“I agree with HYM,” Kalypxo says. “I feel like music is at a point where people don’t say complete words. I remember back in the day when I was in influenced by Lil Kim’, Left Eye, and MC Lyte. I remember them being so confident and I feel that women are pushed to the background now. You hear female rapper or gay rapper but you never hear just rapper. Most of my friends are gay and we recently performed at Pride. I wanted to show that a female and gay rapper can command the stage and command the space. It is such a male dominated industry and the times we’re living in. In the ’60s and ’70s the drugs that were the big thing were cocaine and speed, now we have weed and everything is meant to slow you down and everything becomes sloppy. I remember when there was no difference between being a rapper and a lyricist. I want to bring that back. Music has the power to change the world. And I think people have forgotten.”
In terms of inspiration, they had difficulty choosing contemporary artists to look up to. “Well there are people in the industry today that I can truly say I admire and respect, but honestly they are few and far between,” Kalypxo admits. “The artists that I look up to are the ones who have transformed the industry through their own unique styles like Aaliyah and Prince, or the artists of the nineties. I think I’m looking for something specific in the music that I listen to these days — truth, depth, and creativity, along with an identifiable style and sound. but I’m looking for a new sound, something that hasn’t come to the forefront yet…something that I feel like I’m in the process of creating, so I’ve been more preoccupied with my own shit honestly.” I can almost see HYM nodding through the phone. “Same for me. I don’t really look up to anyone now and I don’t listen to male artists either. But my top four inspirations are what I call my ‘Mount Rushmore’: Missy Elliot (where I get my creativity), Busta Rhymes (my speed and humor), Toni Braxton (my pain and emotion), and Janet Jackson (my performative sexual side). I use sound and rhyme to go along with my poetry. It adds a little pepper.”
What is next for HYM and Kalypxo? Kalypxo answers, “HYM has a lot of records out now. I work a little bit differently and I’m working on a full-length project right now. I’m going to try to incorporate a lot of my art and do original music with that.” HYM responds, “Yeah, I have a lot of music already out and I’m building my fan base now. My goal is to work on a couple more remixes. I’m working on a full-length project as well and music videos collaborations with other LA artists. I’m always trying to perform more.”
I feel that HYM and Kalypxo have very bright futures ahead and I’m really excited to see how they grow, together and separately. Change is coming.
Posture’s third print issue — The Boss Issue — is now available for purchase.
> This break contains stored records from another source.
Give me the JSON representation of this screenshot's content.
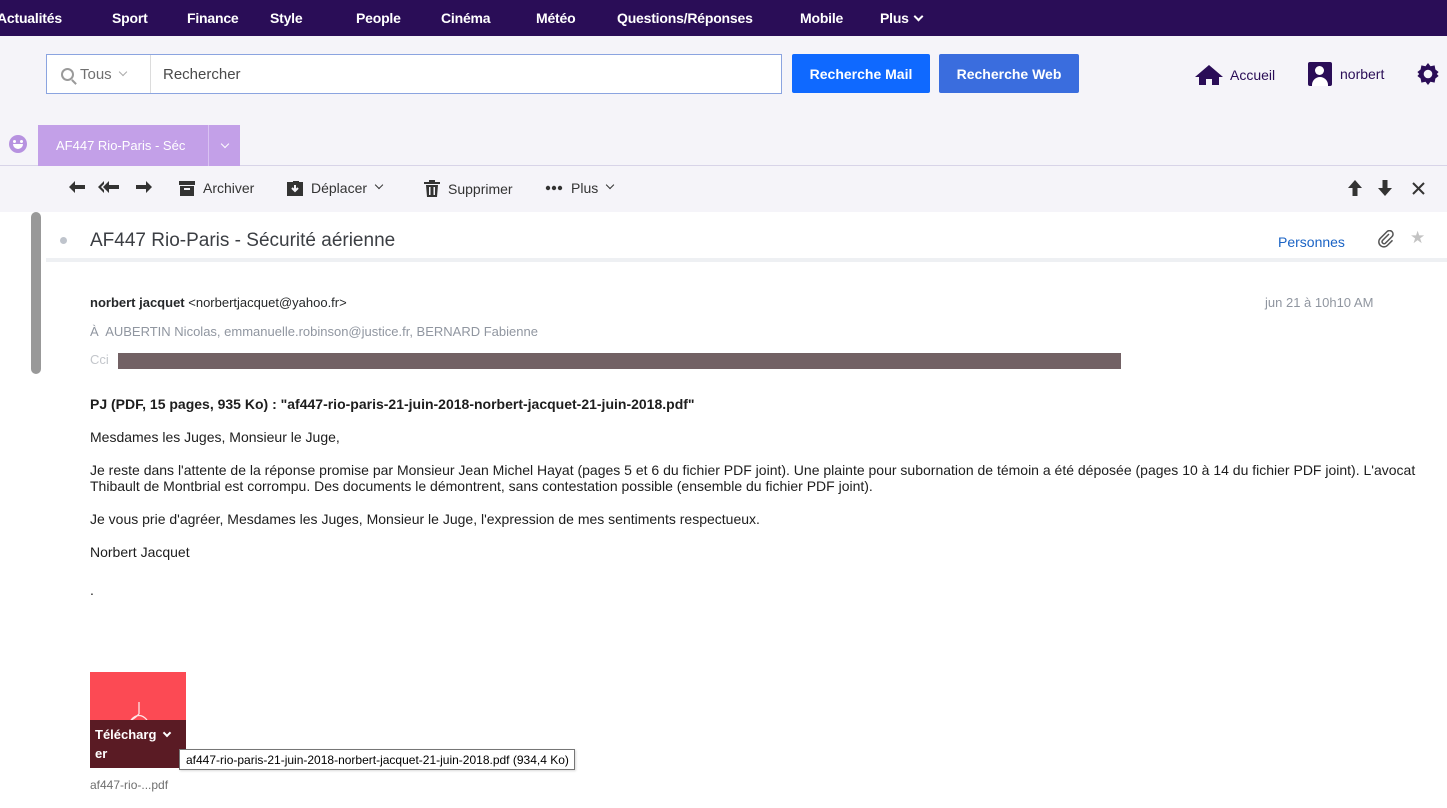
{
  "topnav": {
    "items": [
      "Actualités",
      "Sport",
      "Finance",
      "Style",
      "People",
      "Cinéma",
      "Météo",
      "Questions/Réponses",
      "Mobile",
      "Plus"
    ]
  },
  "header": {
    "search_scope": "Tous",
    "search_placeholder": "Rechercher",
    "search_mail_button": "Recherche Mail",
    "search_web_button": "Recherche Web",
    "home_label": "Accueil",
    "user_label": "norbert"
  },
  "tabs": {
    "active_tab_label": "AF447 Rio-Paris - Séc"
  },
  "toolbar": {
    "archive_label": "Archiver",
    "move_label": "Déplacer",
    "delete_label": "Supprimer",
    "more_label": "Plus"
  },
  "message": {
    "subject": "AF447 Rio-Paris - Sécurité aérienne",
    "people_link": "Personnes",
    "from_name": "norbert jacquet",
    "from_email": "<norbertjacquet@yahoo.fr>",
    "date": "jun 21 à 10h10 AM",
    "to_prefix": "À",
    "to_list": "AUBERTIN Nicolas, emmanuelle.robinson@justice.fr, BERNARD Fabienne",
    "cci_label": "Cci",
    "body": {
      "pj": "PJ (PDF, 15 pages, 935 Ko) : \"af447-rio-paris-21-juin-2018-norbert-jacquet-21-juin-2018.pdf\"",
      "greeting": "Mesdames les Juges, Monsieur le Juge,",
      "paragraph1": "Je reste dans l'attente de la réponse promise par Monsieur Jean Michel Hayat (pages 5 et 6 du fichier PDF joint). Une plainte pour subornation de témoin a été déposée (pages 10 à 14 du fichier PDF joint). L'avocat Thibault de Montbrial est corrompu. Des documents le démontrent, sans contestation possible (ensemble du fichier PDF joint).",
      "closing": "Je vous prie d'agréer, Mesdames les Juges, Monsieur le Juge, l'expression de mes sentiments respectueux.",
      "signature": "Norbert Jacquet",
      "dot": "."
    },
    "attachment": {
      "download_label": "Télécharg er",
      "download_label_line1": "Télécharg",
      "download_label_line2": "er",
      "short_name": "af447-rio-...pdf",
      "tooltip": "af447-rio-paris-21-juin-2018-norbert-jacquet-21-juin-2018.pdf (934,4 Ko)"
    }
  },
  "colors": {
    "nav_bg": "#2a0d57",
    "search_mail_btn": "#0f69ff",
    "search_web_btn": "#3a6dde",
    "tab_bg": "#c3a0e8",
    "attachment_bg": "#fc4a54",
    "link": "#1a63c5"
  },
  "icons": [
    "search-icon",
    "home-icon",
    "user-icon",
    "gear-icon",
    "smiley-icon",
    "reply-icon",
    "reply-all-icon",
    "forward-icon",
    "archive-icon",
    "move-icon",
    "trash-icon",
    "more-dots-icon",
    "arrow-up-icon",
    "arrow-down-icon",
    "close-icon",
    "paperclip-icon",
    "star-icon",
    "pdf-icon"
  ]
}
This 168-page magazine features exclusive interviews with artists, theorists, activists, and nightlife icons. The conversations dive deep into ideas of leadership, success, and organizing in queer/trans/non-binary and WOC communities. This issue also represents a new design direction for Posture, one that reflects the mission and purpose of the publication.